New York vs. L.A. Rat Race: Morgan Spurlock on Which City Has More Rodents
The director-producer of documentary 'Rats' — the scariest film this Halloween season — says that even the "swankiest" neighborhoods (including Beverly Hills) aren't immune from infestations.
New York boasts better pizza and higher-brow culture than Los Angeles. But when it comes to which city has the bigger rat population, L.A. can claim bragging rights.
"It's partly because of the sprawl, but they are everywhere — in holes in the ground, in houses, in Beverly Hills, in the swankiest parts of town," says Morgan Spurlock, who directed and produced the scariest film this Halloween season, Rats.
Spurlock should know. The Oscar-nominated shockumentarian behind Super Size Me trekked from the sewers of Paris to a temple in Rajasthan, India, where 35,000 vermin live, to find the film's most goosebumps-inducing footage.
The documentary, which screened as a Landmark Theatres Exclusive Midnight Event on Sept. 23 and 24 and will debut on Discovery Channel on Oct. 22, plays like a straight-up horror film, which was Spurlock's idea. The 45-year-old West Virginian was weaned on fright-fests, adding, "I had terrible parents as a child who took me to see things like The Exorcist and Jaws because it was the '70s and were like 'It's a movie. It's fine.' Scarred me forever as a result. But bless them for doing it. Horror movies were the movies that made me want to become a filmmaker."

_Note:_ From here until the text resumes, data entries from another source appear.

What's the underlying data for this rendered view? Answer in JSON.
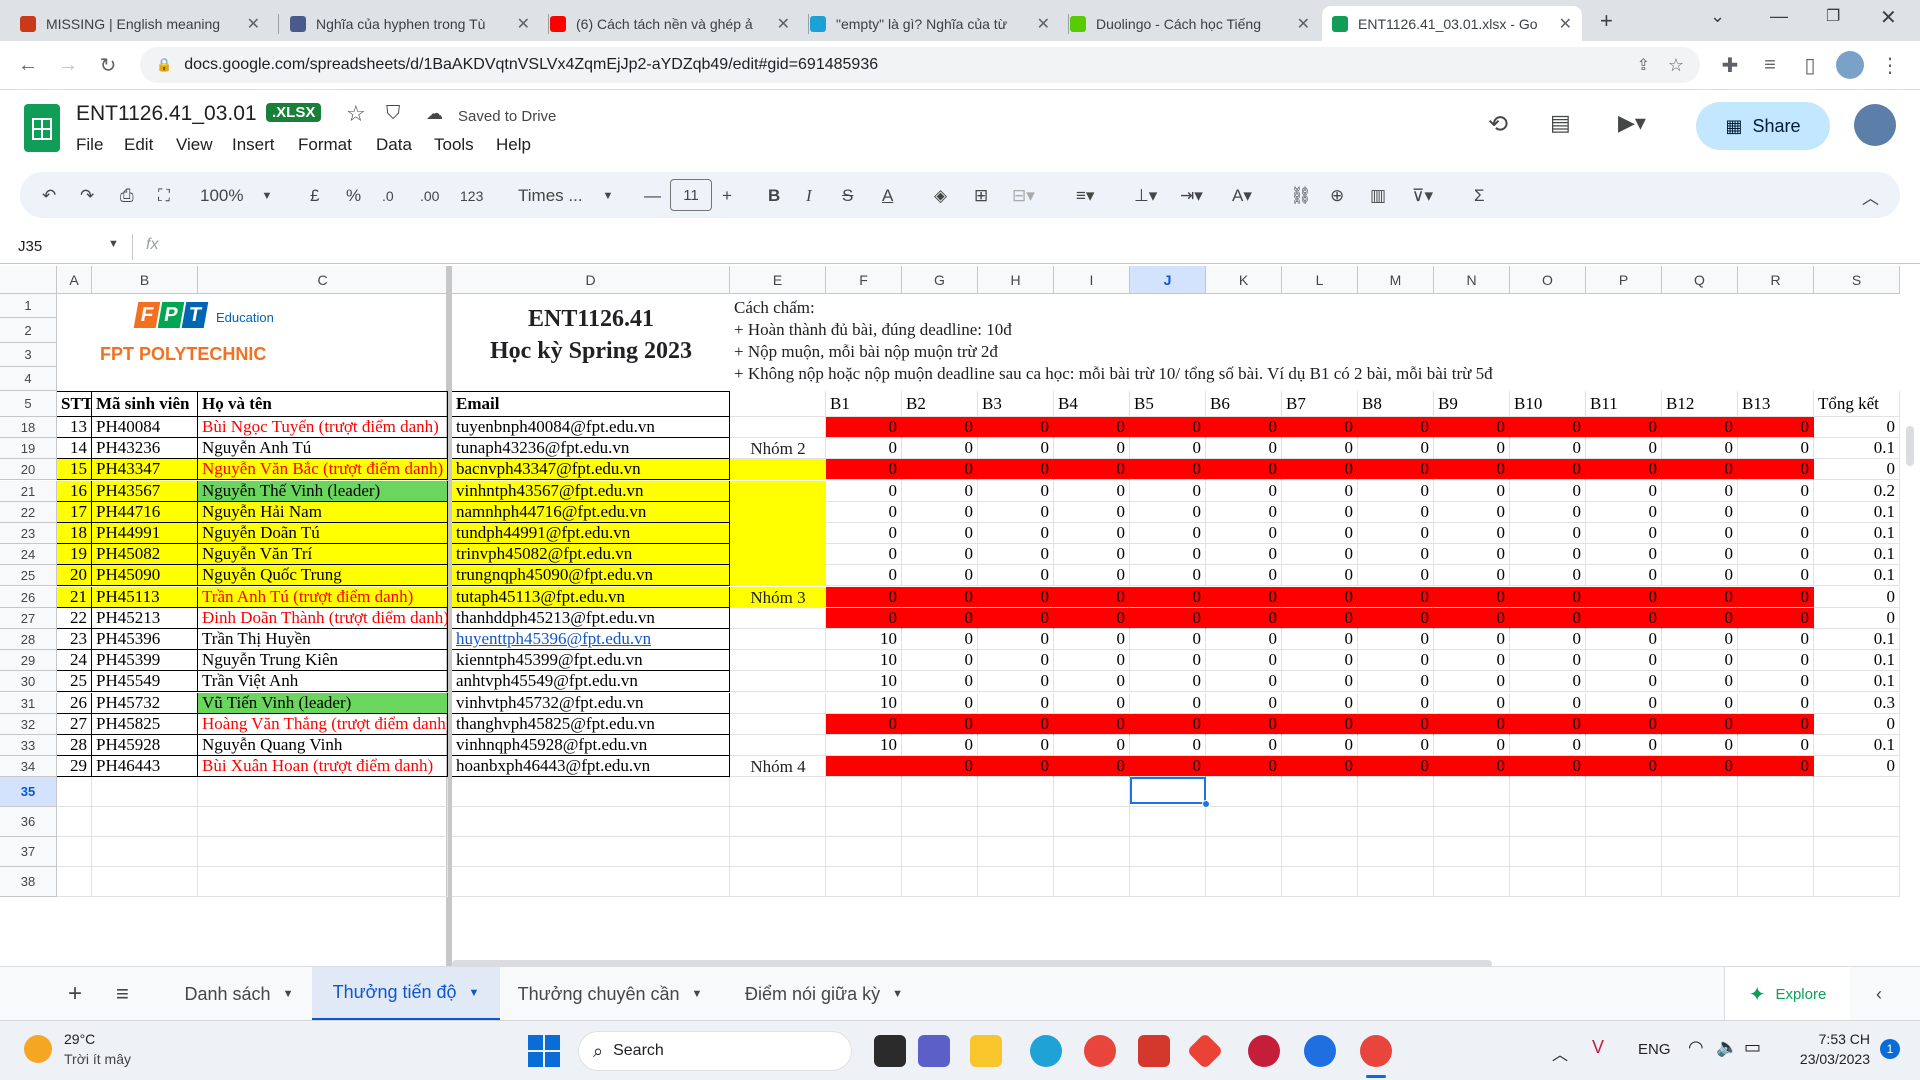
{
  "browser": {
    "tabs": [
      {
        "title": "MISSING | English meaning",
        "color": "#c8391a"
      },
      {
        "title": "Nghĩa của hyphen trong Tù",
        "color": "#4a5a8a"
      },
      {
        "title": "(6) Cách tách nền và ghép ả",
        "color": "#ff0000"
      },
      {
        "title": "\"empty\" là gì? Nghĩa của từ",
        "color": "#1ca1d6"
      },
      {
        "title": "Duolingo - Cách học Tiếng",
        "color": "#58cc02"
      },
      {
        "title": "ENT1126.41_03.01.xlsx - Go",
        "color": "#0f9d58"
      }
    ],
    "url": "docs.google.com/spreadsheets/d/1BaAKDVqtnVSLVx4ZqmEjJp2-aYDZqb49/edit#gid=691485936"
  },
  "sheets": {
    "doc_title": "ENT1126.41_03.01",
    "badge": ".XLSX",
    "saved": "Saved to Drive",
    "share": "Share",
    "menu": [
      "File",
      "Edit",
      "View",
      "Insert",
      "Format",
      "Data",
      "Tools",
      "Help"
    ],
    "toolbar": {
      "zoom": "100%",
      "currency": "£",
      "percent": "%",
      "dec_minus": ".0",
      "dec_plus": ".00",
      "format123": "123",
      "font": "Times ...",
      "font_size": "11"
    },
    "namebox": "J35",
    "fx": "fx"
  },
  "grid": {
    "columns": [
      "A",
      "B",
      "C",
      "D",
      "E",
      "F",
      "G",
      "H",
      "I",
      "J",
      "K",
      "L",
      "M",
      "N",
      "O",
      "P",
      "Q",
      "R",
      "S"
    ],
    "header_rows": [
      "1",
      "2",
      "3",
      "4",
      "5"
    ],
    "logo_main": "FPT",
    "logo_sub": "Education",
    "logo_poly": "FPT POLYTECHNIC",
    "course_title": "ENT1126.41",
    "semester": "Học kỳ Spring 2023",
    "grading_lines": [
      "Cách chấm:",
      "+ Hoàn thành đủ bài, đúng deadline: 10đ",
      "+ Nộp muộn, mỗi bài nộp muộn trừ 2đ",
      "+ Không nộp hoặc nộp muộn deadline sau ca học: mỗi bài trừ 10/ tổng số bài. Ví dụ B1 có 2 bài, mỗi bài trừ 5đ"
    ],
    "table_headers": [
      "STT",
      "Mã sinh viên",
      "Họ và tên",
      "Email",
      "",
      "B1",
      "B2",
      "B3",
      "B4",
      "B5",
      "B6",
      "B7",
      "B8",
      "B9",
      "B10",
      "B11",
      "B12",
      "B13",
      "Tổng kết"
    ],
    "group_labels": {
      "g2": "Nhóm 2",
      "g3": "Nhóm 3",
      "g4": "Nhóm 4"
    },
    "rows": [
      {
        "rn": "18",
        "stt": "13",
        "id": "PH40084",
        "name": "Bùi Ngọc Tuyến (trượt điểm danh)",
        "email": "tuyenbnph40084@fpt.edu.vn",
        "b": [
          "0",
          "0",
          "0",
          "0",
          "0",
          "0",
          "0",
          "0",
          "0",
          "0",
          "0",
          "0",
          "0"
        ],
        "total": "0"
      },
      {
        "rn": "19",
        "stt": "14",
        "id": "PH43236",
        "name": "Nguyễn Anh Tú",
        "email": "tunaph43236@fpt.edu.vn",
        "b": [
          "0",
          "0",
          "0",
          "0",
          "0",
          "0",
          "0",
          "0",
          "0",
          "0",
          "0",
          "0",
          "0"
        ],
        "total": "0.1"
      },
      {
        "rn": "20",
        "stt": "15",
        "id": "PH43347",
        "name": "Nguyễn Văn Bắc (trượt điểm danh)",
        "email": "bacnvph43347@fpt.edu.vn",
        "b": [
          "0",
          "0",
          "0",
          "0",
          "0",
          "0",
          "0",
          "0",
          "0",
          "0",
          "0",
          "0",
          "0"
        ],
        "total": "0"
      },
      {
        "rn": "21",
        "stt": "16",
        "id": "PH43567",
        "name": "Nguyễn Thế Vinh (leader)",
        "email": "vinhntph43567@fpt.edu.vn",
        "b": [
          "0",
          "0",
          "0",
          "0",
          "0",
          "0",
          "0",
          "0",
          "0",
          "0",
          "0",
          "0",
          "0"
        ],
        "total": "0.2"
      },
      {
        "rn": "22",
        "stt": "17",
        "id": "PH44716",
        "name": "Nguyễn Hải Nam",
        "email": "namnhph44716@fpt.edu.vn",
        "b": [
          "0",
          "0",
          "0",
          "0",
          "0",
          "0",
          "0",
          "0",
          "0",
          "0",
          "0",
          "0",
          "0"
        ],
        "total": "0.1"
      },
      {
        "rn": "23",
        "stt": "18",
        "id": "PH44991",
        "name": "Nguyễn Doãn Tú",
        "email": "tundph44991@fpt.edu.vn",
        "b": [
          "0",
          "0",
          "0",
          "0",
          "0",
          "0",
          "0",
          "0",
          "0",
          "0",
          "0",
          "0",
          "0"
        ],
        "total": "0.1"
      },
      {
        "rn": "24",
        "stt": "19",
        "id": "PH45082",
        "name": "Nguyễn Văn Trí",
        "email": "trinvph45082@fpt.edu.vn",
        "b": [
          "0",
          "0",
          "0",
          "0",
          "0",
          "0",
          "0",
          "0",
          "0",
          "0",
          "0",
          "0",
          "0"
        ],
        "total": "0.1"
      },
      {
        "rn": "25",
        "stt": "20",
        "id": "PH45090",
        "name": "Nguyễn Quốc Trung",
        "email": "trungnqph45090@fpt.edu.vn",
        "b": [
          "0",
          "0",
          "0",
          "0",
          "0",
          "0",
          "0",
          "0",
          "0",
          "0",
          "0",
          "0",
          "0"
        ],
        "total": "0.1"
      },
      {
        "rn": "26",
        "stt": "21",
        "id": "PH45113",
        "name": "Trần Anh Tú (trượt điểm danh)",
        "email": "tutaph45113@fpt.edu.vn",
        "b": [
          "0",
          "0",
          "0",
          "0",
          "0",
          "0",
          "0",
          "0",
          "0",
          "0",
          "0",
          "0",
          "0"
        ],
        "total": "0"
      },
      {
        "rn": "27",
        "stt": "22",
        "id": "PH45213",
        "name": "Đinh Doãn Thành (trượt điểm danh)",
        "email": "thanhddph45213@fpt.edu.vn",
        "b": [
          "0",
          "0",
          "0",
          "0",
          "0",
          "0",
          "0",
          "0",
          "0",
          "0",
          "0",
          "0",
          "0"
        ],
        "total": "0"
      },
      {
        "rn": "28",
        "stt": "23",
        "id": "PH45396",
        "name": "Trần Thị Huyền",
        "email": "huyenttph45396@fpt.edu.vn",
        "b": [
          "10",
          "0",
          "0",
          "0",
          "0",
          "0",
          "0",
          "0",
          "0",
          "0",
          "0",
          "0",
          "0"
        ],
        "total": "0.1"
      },
      {
        "rn": "29",
        "stt": "24",
        "id": "PH45399",
        "name": "Nguyễn Trung Kiên",
        "email": "kienntph45399@fpt.edu.vn",
        "b": [
          "10",
          "0",
          "0",
          "0",
          "0",
          "0",
          "0",
          "0",
          "0",
          "0",
          "0",
          "0",
          "0"
        ],
        "total": "0.1"
      },
      {
        "rn": "30",
        "stt": "25",
        "id": "PH45549",
        "name": "Trần Việt Anh",
        "email": "anhtvph45549@fpt.edu.vn",
        "b": [
          "10",
          "0",
          "0",
          "0",
          "0",
          "0",
          "0",
          "0",
          "0",
          "0",
          "0",
          "0",
          "0"
        ],
        "total": "0.1"
      },
      {
        "rn": "31",
        "stt": "26",
        "id": "PH45732",
        "name": "Vũ Tiến Vinh (leader)",
        "email": "vinhvtph45732@fpt.edu.vn",
        "b": [
          "10",
          "0",
          "0",
          "0",
          "0",
          "0",
          "0",
          "0",
          "0",
          "0",
          "0",
          "0",
          "0"
        ],
        "total": "0.3"
      },
      {
        "rn": "32",
        "stt": "27",
        "id": "PH45825",
        "name": "Hoàng Văn Thắng (trượt điểm danh)",
        "email": "thanghvph45825@fpt.edu.vn",
        "b": [
          "0",
          "0",
          "0",
          "0",
          "0",
          "0",
          "0",
          "0",
          "0",
          "0",
          "0",
          "0",
          "0"
        ],
        "total": "0"
      },
      {
        "rn": "33",
        "stt": "28",
        "id": "PH45928",
        "name": "Nguyễn Quang Vinh",
        "email": "vinhnqph45928@fpt.edu.vn",
        "b": [
          "10",
          "0",
          "0",
          "0",
          "0",
          "0",
          "0",
          "0",
          "0",
          "0",
          "0",
          "0",
          "0"
        ],
        "total": "0.1"
      },
      {
        "rn": "34",
        "stt": "29",
        "id": "PH46443",
        "name": "Bùi Xuân Hoan (trượt điểm danh)",
        "email": "hoanbxph46443@fpt.edu.vn",
        "b": [
          "",
          "0",
          "0",
          "0",
          "0",
          "0",
          "0",
          "0",
          "0",
          "0",
          "0",
          "0",
          "0"
        ],
        "total": "0"
      }
    ],
    "empty_rows": [
      "35",
      "36",
      "37",
      "38"
    ]
  },
  "sheet_tabs": {
    "add": "+",
    "tabs": [
      "Danh sách",
      "Thưởng tiến độ",
      "Thưởng chuyên cần",
      "Điểm nói giữa kỳ"
    ],
    "explore": "Explore"
  },
  "taskbar": {
    "weather_temp": "29°C",
    "weather_desc": "Trời ít mây",
    "search": "Search",
    "lang": "ENG",
    "time": "7:53 CH",
    "date": "23/03/2023",
    "notif": "1"
  },
  "colors": {
    "red": "#ff0000",
    "yellow": "#ffff00",
    "green": "#6bd65d",
    "accent": "#c2e7ff"
  }
}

When Submarine's Josh Braun approached Spurlock with Robert Sullivan's 2004 book of the same name as a possible subject for his next doc, Spurlock asked, "'What if we made a horror documentary?' And Josh said, 'Wow. Is that possible?'" Spurlock then began brainstorming with his cinematographer, Luca Del Puppo, putting together a look book of horror classics and devising how to play with shadows, what camera angles to use and how to frame every hair-raising shot.

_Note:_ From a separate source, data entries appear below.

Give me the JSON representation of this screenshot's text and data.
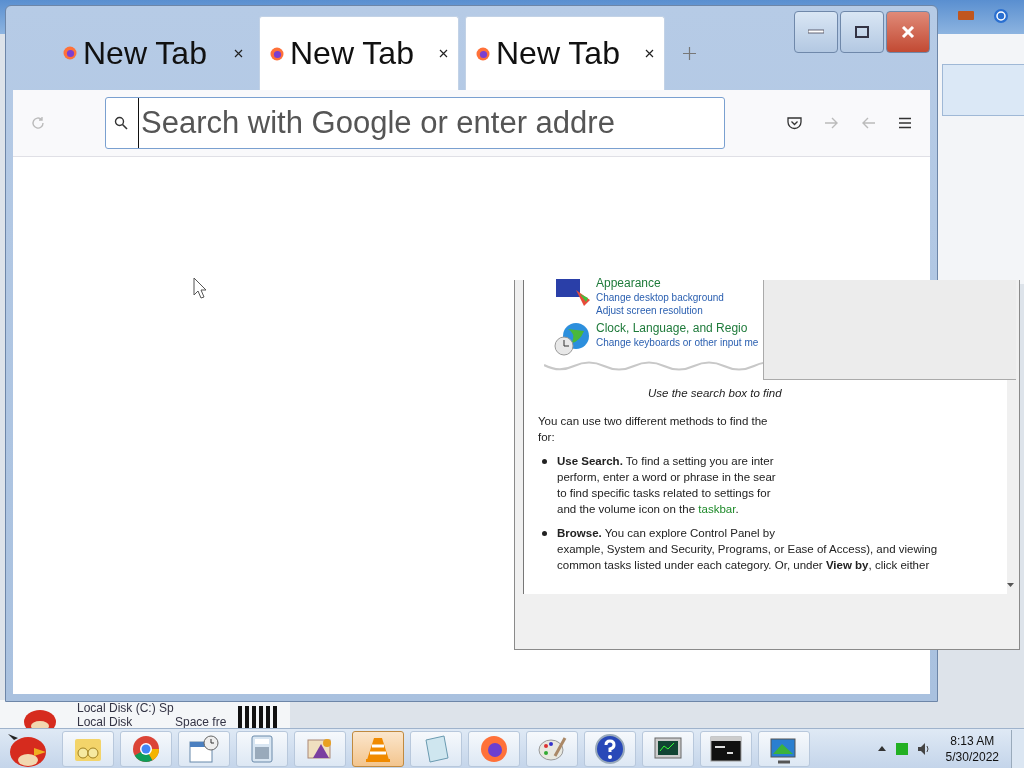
{
  "browser": {
    "tabs": [
      {
        "label": "New Tab",
        "selected": false
      },
      {
        "label": "New Tab",
        "selected": true
      },
      {
        "label": "New Tab",
        "selected": true
      }
    ],
    "address_bar": {
      "placeholder": "Search with Google or enter addre"
    }
  },
  "explorer_strip": {
    "line_1": "Local Disk (C:) Sp",
    "line_2": "Local Disk",
    "line_3": "Space fre"
  },
  "help_window": {
    "categories": [
      {
        "title": "Appearance",
        "kind": "monitor",
        "links": [
          "Change desktop background",
          "Adjust screen resolution"
        ]
      },
      {
        "title": "Clock, Language, and Regio",
        "kind": "globe",
        "links": [
          "Change keyboards or other input me"
        ]
      }
    ],
    "caption": "Use the search box to find",
    "intro": [
      "You can use two different methods to find the",
      "for:"
    ],
    "bullets": [
      {
        "lines": [
          {
            "text": "**Use Search.** To find a setting you are inter"
          },
          {
            "text": "perform, enter a word or phrase in the sear"
          },
          {
            "text": "to find specific tasks related to settings for"
          },
          {
            "text": "and the volume icon on the ",
            "link": "taskbar",
            "tail": "."
          }
        ]
      },
      {
        "lines": [
          {
            "text": "**Browse.** You can explore Control Panel by"
          },
          {
            "text": "example, System and Security, Programs, or Ease of Access), and viewing"
          },
          {
            "text": "common tasks listed under each category. Or, under **View by**, click either"
          }
        ]
      }
    ]
  },
  "taskbar": {
    "apps": [
      {
        "kind": "folder",
        "selected": false
      },
      {
        "kind": "chrome",
        "selected": false
      },
      {
        "kind": "calendar",
        "selected": false
      },
      {
        "kind": "calculator",
        "selected": false
      },
      {
        "kind": "media",
        "selected": false
      },
      {
        "kind": "vlc",
        "selected": true
      },
      {
        "kind": "notepad",
        "selected": false
      },
      {
        "kind": "firefox",
        "selected": false
      },
      {
        "kind": "paint",
        "selected": false
      },
      {
        "kind": "help",
        "selected": false
      },
      {
        "kind": "monitor",
        "selected": false
      },
      {
        "kind": "terminal",
        "selected": false
      },
      {
        "kind": "display",
        "selected": false
      }
    ],
    "clock": {
      "time": "8:13 AM",
      "date": "5/30/2022"
    }
  }
}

Rats takes full advantage of the titular subject's bad rep to put viewers in full panic mode. The world's most detested mammal moves with lightning speed, is filthy, spreads disease (think bubonic plague) and will attack humans if cornered or scared. And one-upping Jason Voorhees or Freddy Krueger, it can jump three to five feet.
Surprisingly, it can be delectable, too. Though Spurlock didn't partake in a Vietnamese rat feast in front of the cameras ("I couldn't because of what I just saw in New Orleans," he says, referring to a Tulane researcher pulling a parasitic worm from a rat's lung during a dissection), he has eaten the dish since. Before the film's premiere at Fantastic Fest in Austin, Tim League had his chef prepare a gourmet rat dish for audiences. "It was delicious," Spurlock insists. "It kind of tasted like pulled pork."
As tasty as they may be, rodents are not welcome in Spurlock's offices in Lower Manhattan, where he oversees Warrior Poets' staff of 20 full-time employees. COO Jeremy Chilnick found a 6-inch rat in the toilet one day, a remarkable feat for the intrepid rodent, considering the company is on the seventh floor.
"The exterminator came, went into the little bathroom with some gloves on and said, 'Do you have a garbage bag?' and he went back and it was like 'Bam, boom, bee-bop-pow, whack, bop-bop, boom,'" says Spurlock, gesturing toward the bathroom.
The father of two — who lives with wife Sara Bernstein, an HBO Documentary executive, in the Fort Greene neighborhood of Brooklyn — wanted to film in L.A., but once he zeroed in on New Orleans and New York, he figured that the Angeleno rat might be redundant. Still, there are a few differences between New York vermin and their L.A. counterparts.
"Hollywood rats are much better dressed," he says. "And they drive much better cars."
A version of this story first appeared in the Nov. 4 issue of The Hollywood Reporter magazine. To receive the magazine, click here to subscribe.